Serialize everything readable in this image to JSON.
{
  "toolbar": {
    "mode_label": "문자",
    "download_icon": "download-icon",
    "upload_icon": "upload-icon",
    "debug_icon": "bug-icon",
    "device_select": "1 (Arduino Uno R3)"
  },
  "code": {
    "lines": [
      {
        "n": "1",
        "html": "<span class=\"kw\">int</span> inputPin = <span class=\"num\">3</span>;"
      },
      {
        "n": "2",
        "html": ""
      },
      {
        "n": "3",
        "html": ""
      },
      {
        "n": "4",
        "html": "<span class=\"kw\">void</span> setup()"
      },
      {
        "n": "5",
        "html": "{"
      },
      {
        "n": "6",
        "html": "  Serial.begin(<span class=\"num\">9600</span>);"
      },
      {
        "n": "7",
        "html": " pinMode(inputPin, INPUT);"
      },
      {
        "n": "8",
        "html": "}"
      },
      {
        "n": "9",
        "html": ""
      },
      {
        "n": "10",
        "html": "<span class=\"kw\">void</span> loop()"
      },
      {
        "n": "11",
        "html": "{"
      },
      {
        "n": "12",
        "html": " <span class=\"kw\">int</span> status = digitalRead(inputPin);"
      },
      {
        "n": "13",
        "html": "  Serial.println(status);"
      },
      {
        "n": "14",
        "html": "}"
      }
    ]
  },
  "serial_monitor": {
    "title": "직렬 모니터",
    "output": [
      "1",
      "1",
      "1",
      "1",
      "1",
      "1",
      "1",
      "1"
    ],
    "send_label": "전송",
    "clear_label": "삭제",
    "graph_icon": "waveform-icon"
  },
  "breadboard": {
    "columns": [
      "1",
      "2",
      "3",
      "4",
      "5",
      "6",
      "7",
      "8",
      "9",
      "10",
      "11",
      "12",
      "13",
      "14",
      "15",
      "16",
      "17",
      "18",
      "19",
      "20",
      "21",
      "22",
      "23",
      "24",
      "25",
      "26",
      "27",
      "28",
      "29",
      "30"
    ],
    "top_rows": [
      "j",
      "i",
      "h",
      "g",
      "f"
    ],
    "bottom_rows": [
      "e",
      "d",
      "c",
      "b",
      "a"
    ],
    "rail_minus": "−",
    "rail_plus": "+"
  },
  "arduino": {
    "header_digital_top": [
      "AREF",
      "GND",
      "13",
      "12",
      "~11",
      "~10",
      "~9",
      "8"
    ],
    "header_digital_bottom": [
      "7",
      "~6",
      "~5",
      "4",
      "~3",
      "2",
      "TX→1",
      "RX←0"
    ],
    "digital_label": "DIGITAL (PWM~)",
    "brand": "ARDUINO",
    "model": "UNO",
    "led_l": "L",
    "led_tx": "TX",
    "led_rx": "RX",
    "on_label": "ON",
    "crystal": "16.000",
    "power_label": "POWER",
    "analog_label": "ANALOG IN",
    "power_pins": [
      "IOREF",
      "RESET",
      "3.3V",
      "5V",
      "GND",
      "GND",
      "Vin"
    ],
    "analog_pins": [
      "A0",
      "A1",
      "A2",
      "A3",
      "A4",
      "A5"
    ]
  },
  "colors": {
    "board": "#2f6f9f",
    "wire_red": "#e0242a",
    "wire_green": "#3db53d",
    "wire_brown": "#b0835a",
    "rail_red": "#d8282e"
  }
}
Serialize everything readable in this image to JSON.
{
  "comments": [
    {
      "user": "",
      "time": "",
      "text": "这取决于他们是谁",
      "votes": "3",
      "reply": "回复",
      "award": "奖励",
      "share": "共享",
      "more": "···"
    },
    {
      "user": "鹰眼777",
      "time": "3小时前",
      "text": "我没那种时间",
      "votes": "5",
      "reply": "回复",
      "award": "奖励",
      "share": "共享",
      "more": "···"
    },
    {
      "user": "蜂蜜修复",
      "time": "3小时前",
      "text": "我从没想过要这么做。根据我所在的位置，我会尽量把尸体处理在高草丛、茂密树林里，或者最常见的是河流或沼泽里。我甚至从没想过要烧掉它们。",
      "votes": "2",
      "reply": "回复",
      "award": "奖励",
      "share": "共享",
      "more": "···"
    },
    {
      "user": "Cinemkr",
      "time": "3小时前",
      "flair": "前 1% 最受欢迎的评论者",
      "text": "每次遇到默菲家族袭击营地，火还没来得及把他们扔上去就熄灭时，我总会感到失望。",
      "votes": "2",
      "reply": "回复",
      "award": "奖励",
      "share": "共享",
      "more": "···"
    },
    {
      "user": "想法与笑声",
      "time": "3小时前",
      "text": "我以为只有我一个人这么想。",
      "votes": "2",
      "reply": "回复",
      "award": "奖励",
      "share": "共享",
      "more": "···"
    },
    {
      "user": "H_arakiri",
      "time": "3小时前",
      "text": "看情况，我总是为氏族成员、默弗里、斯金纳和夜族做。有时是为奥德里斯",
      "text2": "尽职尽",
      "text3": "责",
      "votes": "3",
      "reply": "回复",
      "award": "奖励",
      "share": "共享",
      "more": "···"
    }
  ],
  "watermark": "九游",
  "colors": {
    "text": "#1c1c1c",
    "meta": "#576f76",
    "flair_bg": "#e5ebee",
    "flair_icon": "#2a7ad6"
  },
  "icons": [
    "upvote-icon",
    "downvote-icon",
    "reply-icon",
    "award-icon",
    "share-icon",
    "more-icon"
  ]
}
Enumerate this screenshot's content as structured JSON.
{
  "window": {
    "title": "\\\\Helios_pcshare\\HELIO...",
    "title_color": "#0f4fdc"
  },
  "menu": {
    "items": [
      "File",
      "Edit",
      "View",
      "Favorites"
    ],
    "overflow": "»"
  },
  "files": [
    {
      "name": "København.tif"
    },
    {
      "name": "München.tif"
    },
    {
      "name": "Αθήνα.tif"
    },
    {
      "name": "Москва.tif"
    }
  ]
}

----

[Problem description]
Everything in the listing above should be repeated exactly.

[Reply]
Serialize everything readable in this image to JSON.
{
  "toolbar": {
    "mode_label": "문자",
    "download_icon": "download-icon",
    "upload_icon": "upload-icon",
    "debug_icon": "bug-icon",
    "device_select": "1 (Arduino Uno R3)"
  },
  "code": {
    "lines": [
      {
        "n": "1",
        "html": "<span class=\"kw\">int</span> inputPin = <span class=\"num\">3</span>;"
      },
      {
        "n": "2",
        "html": ""
      },
      {
        "n": "3",
        "html": ""
      },
      {
        "n": "4",
        "html": "<span class=\"kw\">void</span> setup()"
      },
      {
        "n": "5",
        "html": "{"
      },
      {
        "n": "6",
        "html": "  Serial.begin(<span class=\"num\">9600</span>);"
      },
      {
        "n": "7",
        "html": " pinMode(inputPin, INPUT);"
      },
      {
        "n": "8",
        "html": "}"
      },
      {
        "n": "9",
        "html": ""
      },
      {
        "n": "10",
        "html": "<span class=\"kw\">void</span> loop()"
      },
      {
        "n": "11",
        "html": "{"
      },
      {
        "n": "12",
        "html": " <span class=\"kw\">int</span> status = digitalRead(inputPin);"
      },
      {
        "n": "13",
        "html": "  Serial.println(status);"
      },
      {
        "n": "14",
        "html": "}"
      }
    ]
  },
  "serial_monitor": {
    "title": "직렬 모니터",
    "output": [
      "1",
      "1",
      "1",
      "1",
      "1",
      "1",
      "1",
      "1"
    ],
    "send_label": "전송",
    "clear_label": "삭제",
    "graph_icon": "waveform-icon"
  },
  "breadboard": {
    "columns": [
      "1",
      "2",
      "3",
      "4",
      "5",
      "6",
      "7",
      "8",
      "9",
      "10",
      "11",
      "12",
      "13",
      "14",
      "15",
      "16",
      "17",
      "18",
      "19",
      "20",
      "21",
      "22",
      "23",
      "24",
      "25",
      "26",
      "27",
      "28",
      "29",
      "30"
    ],
    "top_rows": [
      "j",
      "i",
      "h",
      "g",
      "f"
    ],
    "bottom_rows": [
      "e",
      "d",
      "c",
      "b",
      "a"
    ],
    "rail_minus": "−",
    "rail_plus": "+"
  },
  "arduino": {
    "header_digital_top": [
      "AREF",
      "GND",
      "13",
      "12",
      "~11",
      "~10",
      "~9",
      "8"
    ],
    "header_digital_bottom": [
      "7",
      "~6",
      "~5",
      "4",
      "~3",
      "2",
      "TX→1",
      "RX←0"
    ],
    "digital_label": "DIGITAL (PWM~)",
    "brand": "ARDUINO",
    "model": "UNO",
    "led_l": "L",
    "led_tx": "TX",
    "led_rx": "RX",
    "on_label": "ON",
    "crystal": "16.000",
    "power_label": "POWER",
    "analog_label": "ANALOG IN",
    "power_pins": [
      "IOREF",
      "RESET",
      "3.3V",
      "5V",
      "GND",
      "GND",
      "Vin"
    ],
    "analog_pins": [
      "A0",
      "A1",
      "A2",
      "A3",
      "A4",
      "A5"
    ]
  },
  "colors": {
    "board": "#2f6f9f",
    "wire_red": "#e0242a",
    "wire_green": "#3db53d",
    "wire_brown": "#b0835a",
    "rail_red": "#d8282e"
  }
}
Serialize everything readable in this image to JSON.
{
  "comments": [
    {
      "user": "",
      "time": "",
      "text": "这取决于他们是谁",
      "votes": "3",
      "reply": "回复",
      "award": "奖励",
      "share": "共享",
      "more": "···"
    },
    {
      "user": "鹰眼777",
      "time": "3小时前",
      "text": "我没那种时间",
      "votes": "5",
      "reply": "回复",
      "award": "奖励",
      "share": "共享",
      "more": "···"
    },
    {
      "user": "蜂蜜修复",
      "time": "3小时前",
      "text": "我从没想过要这么做。根据我所在的位置，我会尽量把尸体处理在高草丛、茂密树林里，或者最常见的是河流或沼泽里。我甚至从没想过要烧掉它们。",
      "votes": "2",
      "reply": "回复",
      "award": "奖励",
      "share": "共享",
      "more": "···"
    },
    {
      "user": "Cinemkr",
      "time": "3小时前",
      "flair": "前 1% 最受欢迎的评论者",
      "text": "每次遇到默菲家族袭击营地，火还没来得及把他们扔上去就熄灭时，我总会感到失望。",
      "votes": "2",
      "reply": "回复",
      "award": "奖励",
      "share": "共享",
      "more": "···"
    },
    {
      "user": "想法与笑声",
      "time": "3小时前",
      "text": "我以为只有我一个人这么想。",
      "votes": "2",
      "reply": "回复",
      "award": "奖励",
      "share": "共享",
      "more": "···"
    },
    {
      "user": "H_arakiri",
      "time": "3小时前",
      "text": "看情况，我总是为氏族成员、默弗里、斯金纳和夜族做。有时是为奥德里斯",
      "text2": "尽职尽",
      "text3": "责",
      "votes": "3",
      "reply": "回复",
      "award": "奖励",
      "share": "共享",
      "more": "···"
    }
  ],
  "watermark": "九游",
  "colors": {
    "text": "#1c1c1c",
    "meta": "#576f76",
    "flair_bg": "#e5ebee",
    "flair_icon": "#2a7ad6"
  },
  "icons": [
    "upvote-icon",
    "downvote-icon",
    "reply-icon",
    "award-icon",
    "share-icon",
    "more-icon"
  ]
}
Enumerate this screenshot's content as structured JSON.
{
  "window": {
    "title": "\\\\Helios_pcshare\\HELIO...",
    "title_color": "#0f4fdc"
  },
  "menu": {
    "items": [
      "File",
      "Edit",
      "View",
      "Favorites"
    ],
    "overflow": "»"
  },
  "files": [
    {
      "name": "København.tif"
    },
    {
      "name": "München.tif"
    },
    {
      "name": "Αθήνα.tif"
    },
    {
      "name": "Москва.tif"
    }
  ]
}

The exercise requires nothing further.